(RECORDS PROVIDED Opens)
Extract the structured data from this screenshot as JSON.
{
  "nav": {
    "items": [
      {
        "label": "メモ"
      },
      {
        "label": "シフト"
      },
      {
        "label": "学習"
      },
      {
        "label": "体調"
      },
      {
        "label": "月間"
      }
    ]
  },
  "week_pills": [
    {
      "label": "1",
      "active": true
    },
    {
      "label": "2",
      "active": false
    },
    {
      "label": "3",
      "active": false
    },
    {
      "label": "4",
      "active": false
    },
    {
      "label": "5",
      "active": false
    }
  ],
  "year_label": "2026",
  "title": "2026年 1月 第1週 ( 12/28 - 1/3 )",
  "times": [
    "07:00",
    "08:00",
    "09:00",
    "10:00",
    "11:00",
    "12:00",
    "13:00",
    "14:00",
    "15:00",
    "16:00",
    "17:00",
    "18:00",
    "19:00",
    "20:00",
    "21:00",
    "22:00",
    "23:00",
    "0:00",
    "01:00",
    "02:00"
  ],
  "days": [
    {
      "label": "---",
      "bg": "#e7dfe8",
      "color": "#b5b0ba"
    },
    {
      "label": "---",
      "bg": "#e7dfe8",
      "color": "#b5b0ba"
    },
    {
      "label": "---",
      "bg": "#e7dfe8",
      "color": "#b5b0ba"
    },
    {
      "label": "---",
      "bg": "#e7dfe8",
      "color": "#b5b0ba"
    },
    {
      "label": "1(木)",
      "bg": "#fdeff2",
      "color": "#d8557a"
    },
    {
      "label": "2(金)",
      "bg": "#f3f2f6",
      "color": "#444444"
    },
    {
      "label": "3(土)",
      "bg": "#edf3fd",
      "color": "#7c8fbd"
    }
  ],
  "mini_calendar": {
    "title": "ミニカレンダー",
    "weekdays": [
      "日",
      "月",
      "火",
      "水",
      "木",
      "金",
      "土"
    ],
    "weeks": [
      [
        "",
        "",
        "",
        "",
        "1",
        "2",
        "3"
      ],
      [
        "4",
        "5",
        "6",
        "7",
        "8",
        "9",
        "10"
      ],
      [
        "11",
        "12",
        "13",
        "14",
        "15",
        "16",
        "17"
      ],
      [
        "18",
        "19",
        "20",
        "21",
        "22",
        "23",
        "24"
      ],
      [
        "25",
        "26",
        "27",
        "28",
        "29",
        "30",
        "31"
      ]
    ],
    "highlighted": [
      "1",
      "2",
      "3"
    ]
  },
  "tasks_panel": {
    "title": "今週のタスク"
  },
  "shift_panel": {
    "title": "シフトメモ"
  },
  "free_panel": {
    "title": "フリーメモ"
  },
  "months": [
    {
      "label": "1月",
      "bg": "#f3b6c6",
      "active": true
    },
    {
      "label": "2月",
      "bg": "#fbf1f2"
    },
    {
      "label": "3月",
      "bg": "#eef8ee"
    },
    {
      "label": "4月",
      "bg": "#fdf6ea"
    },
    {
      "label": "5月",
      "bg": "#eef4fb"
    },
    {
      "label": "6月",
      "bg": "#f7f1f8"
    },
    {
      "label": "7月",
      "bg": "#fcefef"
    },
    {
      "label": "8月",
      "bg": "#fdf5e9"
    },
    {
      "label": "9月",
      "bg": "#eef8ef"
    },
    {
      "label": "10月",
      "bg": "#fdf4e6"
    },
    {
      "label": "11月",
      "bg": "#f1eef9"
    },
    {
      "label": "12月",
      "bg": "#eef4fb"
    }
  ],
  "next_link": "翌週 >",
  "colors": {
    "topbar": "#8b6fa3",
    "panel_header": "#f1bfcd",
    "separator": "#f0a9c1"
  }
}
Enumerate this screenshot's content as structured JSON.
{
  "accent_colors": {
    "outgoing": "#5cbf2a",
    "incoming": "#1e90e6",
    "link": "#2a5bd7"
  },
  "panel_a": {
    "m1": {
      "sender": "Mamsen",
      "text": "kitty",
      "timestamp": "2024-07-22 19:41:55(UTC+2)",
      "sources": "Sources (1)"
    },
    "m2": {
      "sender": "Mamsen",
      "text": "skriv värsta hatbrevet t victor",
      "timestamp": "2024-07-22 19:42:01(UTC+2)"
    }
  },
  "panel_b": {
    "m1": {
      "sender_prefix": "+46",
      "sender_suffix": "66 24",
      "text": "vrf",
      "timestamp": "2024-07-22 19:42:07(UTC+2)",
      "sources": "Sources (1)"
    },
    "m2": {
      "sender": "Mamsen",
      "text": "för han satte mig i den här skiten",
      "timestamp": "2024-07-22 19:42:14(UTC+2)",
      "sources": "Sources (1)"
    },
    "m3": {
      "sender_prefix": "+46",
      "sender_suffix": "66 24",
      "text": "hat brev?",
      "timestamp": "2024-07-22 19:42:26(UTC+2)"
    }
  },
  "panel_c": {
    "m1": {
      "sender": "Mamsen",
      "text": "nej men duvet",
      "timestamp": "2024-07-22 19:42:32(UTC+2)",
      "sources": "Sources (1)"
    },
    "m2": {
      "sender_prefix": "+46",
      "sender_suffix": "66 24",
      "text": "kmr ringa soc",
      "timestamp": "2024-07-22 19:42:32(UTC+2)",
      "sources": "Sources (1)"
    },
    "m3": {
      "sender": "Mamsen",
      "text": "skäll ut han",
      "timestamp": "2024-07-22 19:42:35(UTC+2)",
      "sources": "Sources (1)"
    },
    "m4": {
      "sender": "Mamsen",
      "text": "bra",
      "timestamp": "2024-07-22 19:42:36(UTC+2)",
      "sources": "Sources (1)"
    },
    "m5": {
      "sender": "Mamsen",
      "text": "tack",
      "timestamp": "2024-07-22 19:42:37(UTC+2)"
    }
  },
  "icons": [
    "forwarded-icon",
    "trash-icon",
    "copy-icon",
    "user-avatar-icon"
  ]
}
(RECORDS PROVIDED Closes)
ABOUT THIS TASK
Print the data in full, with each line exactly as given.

TASK SOLUTION
Extract the structured data from this screenshot as JSON.
{
  "nav": {
    "items": [
      {
        "label": "メモ"
      },
      {
        "label": "シフト"
      },
      {
        "label": "学習"
      },
      {
        "label": "体調"
      },
      {
        "label": "月間"
      }
    ]
  },
  "week_pills": [
    {
      "label": "1",
      "active": true
    },
    {
      "label": "2",
      "active": false
    },
    {
      "label": "3",
      "active": false
    },
    {
      "label": "4",
      "active": false
    },
    {
      "label": "5",
      "active": false
    }
  ],
  "year_label": "2026",
  "title": "2026年 1月 第1週 ( 12/28 - 1/3 )",
  "times": [
    "07:00",
    "08:00",
    "09:00",
    "10:00",
    "11:00",
    "12:00",
    "13:00",
    "14:00",
    "15:00",
    "16:00",
    "17:00",
    "18:00",
    "19:00",
    "20:00",
    "21:00",
    "22:00",
    "23:00",
    "0:00",
    "01:00",
    "02:00"
  ],
  "days": [
    {
      "label": "---",
      "bg": "#e7dfe8",
      "color": "#b5b0ba"
    },
    {
      "label": "---",
      "bg": "#e7dfe8",
      "color": "#b5b0ba"
    },
    {
      "label": "---",
      "bg": "#e7dfe8",
      "color": "#b5b0ba"
    },
    {
      "label": "---",
      "bg": "#e7dfe8",
      "color": "#b5b0ba"
    },
    {
      "label": "1(木)",
      "bg": "#fdeff2",
      "color": "#d8557a"
    },
    {
      "label": "2(金)",
      "bg": "#f3f2f6",
      "color": "#444444"
    },
    {
      "label": "3(土)",
      "bg": "#edf3fd",
      "color": "#7c8fbd"
    }
  ],
  "mini_calendar": {
    "title": "ミニカレンダー",
    "weekdays": [
      "日",
      "月",
      "火",
      "水",
      "木",
      "金",
      "土"
    ],
    "weeks": [
      [
        "",
        "",
        "",
        "",
        "1",
        "2",
        "3"
      ],
      [
        "4",
        "5",
        "6",
        "7",
        "8",
        "9",
        "10"
      ],
      [
        "11",
        "12",
        "13",
        "14",
        "15",
        "16",
        "17"
      ],
      [
        "18",
        "19",
        "20",
        "21",
        "22",
        "23",
        "24"
      ],
      [
        "25",
        "26",
        "27",
        "28",
        "29",
        "30",
        "31"
      ]
    ],
    "highlighted": [
      "1",
      "2",
      "3"
    ]
  },
  "tasks_panel": {
    "title": "今週のタスク"
  },
  "shift_panel": {
    "title": "シフトメモ"
  },
  "free_panel": {
    "title": "フリーメモ"
  },
  "months": [
    {
      "label": "1月",
      "bg": "#f3b6c6",
      "active": true
    },
    {
      "label": "2月",
      "bg": "#fbf1f2"
    },
    {
      "label": "3月",
      "bg": "#eef8ee"
    },
    {
      "label": "4月",
      "bg": "#fdf6ea"
    },
    {
      "label": "5月",
      "bg": "#eef4fb"
    },
    {
      "label": "6月",
      "bg": "#f7f1f8"
    },
    {
      "label": "7月",
      "bg": "#fcefef"
    },
    {
      "label": "8月",
      "bg": "#fdf5e9"
    },
    {
      "label": "9月",
      "bg": "#eef8ef"
    },
    {
      "label": "10月",
      "bg": "#fdf4e6"
    },
    {
      "label": "11月",
      "bg": "#f1eef9"
    },
    {
      "label": "12月",
      "bg": "#eef4fb"
    }
  ],
  "next_link": "翌週 >",
  "colors": {
    "topbar": "#8b6fa3",
    "panel_header": "#f1bfcd",
    "separator": "#f0a9c1"
  }
}
Enumerate this screenshot's content as structured JSON.
{
  "accent_colors": {
    "outgoing": "#5cbf2a",
    "incoming": "#1e90e6",
    "link": "#2a5bd7"
  },
  "panel_a": {
    "m1": {
      "sender": "Mamsen",
      "text": "kitty",
      "timestamp": "2024-07-22 19:41:55(UTC+2)",
      "sources": "Sources (1)"
    },
    "m2": {
      "sender": "Mamsen",
      "text": "skriv värsta hatbrevet t victor",
      "timestamp": "2024-07-22 19:42:01(UTC+2)"
    }
  },
  "panel_b": {
    "m1": {
      "sender_prefix": "+46",
      "sender_suffix": "66 24",
      "text": "vrf",
      "timestamp": "2024-07-22 19:42:07(UTC+2)",
      "sources": "Sources (1)"
    },
    "m2": {
      "sender": "Mamsen",
      "text": "för han satte mig i den här skiten",
      "timestamp": "2024-07-22 19:42:14(UTC+2)",
      "sources": "Sources (1)"
    },
    "m3": {
      "sender_prefix": "+46",
      "sender_suffix": "66 24",
      "text": "hat brev?",
      "timestamp": "2024-07-22 19:42:26(UTC+2)"
    }
  },
  "panel_c": {
    "m1": {
      "sender": "Mamsen",
      "text": "nej men duvet",
      "timestamp": "2024-07-22 19:42:32(UTC+2)",
      "sources": "Sources (1)"
    },
    "m2": {
      "sender_prefix": "+46",
      "sender_suffix": "66 24",
      "text": "kmr ringa soc",
      "timestamp": "2024-07-22 19:42:32(UTC+2)",
      "sources": "Sources (1)"
    },
    "m3": {
      "sender": "Mamsen",
      "text": "skäll ut han",
      "timestamp": "2024-07-22 19:42:35(UTC+2)",
      "sources": "Sources (1)"
    },
    "m4": {
      "sender": "Mamsen",
      "text": "bra",
      "timestamp": "2024-07-22 19:42:36(UTC+2)",
      "sources": "Sources (1)"
    },
    "m5": {
      "sender": "Mamsen",
      "text": "tack",
      "timestamp": "2024-07-22 19:42:37(UTC+2)"
    }
  },
  "icons": [
    "forwarded-icon",
    "trash-icon",
    "copy-icon",
    "user-avatar-icon"
  ]
}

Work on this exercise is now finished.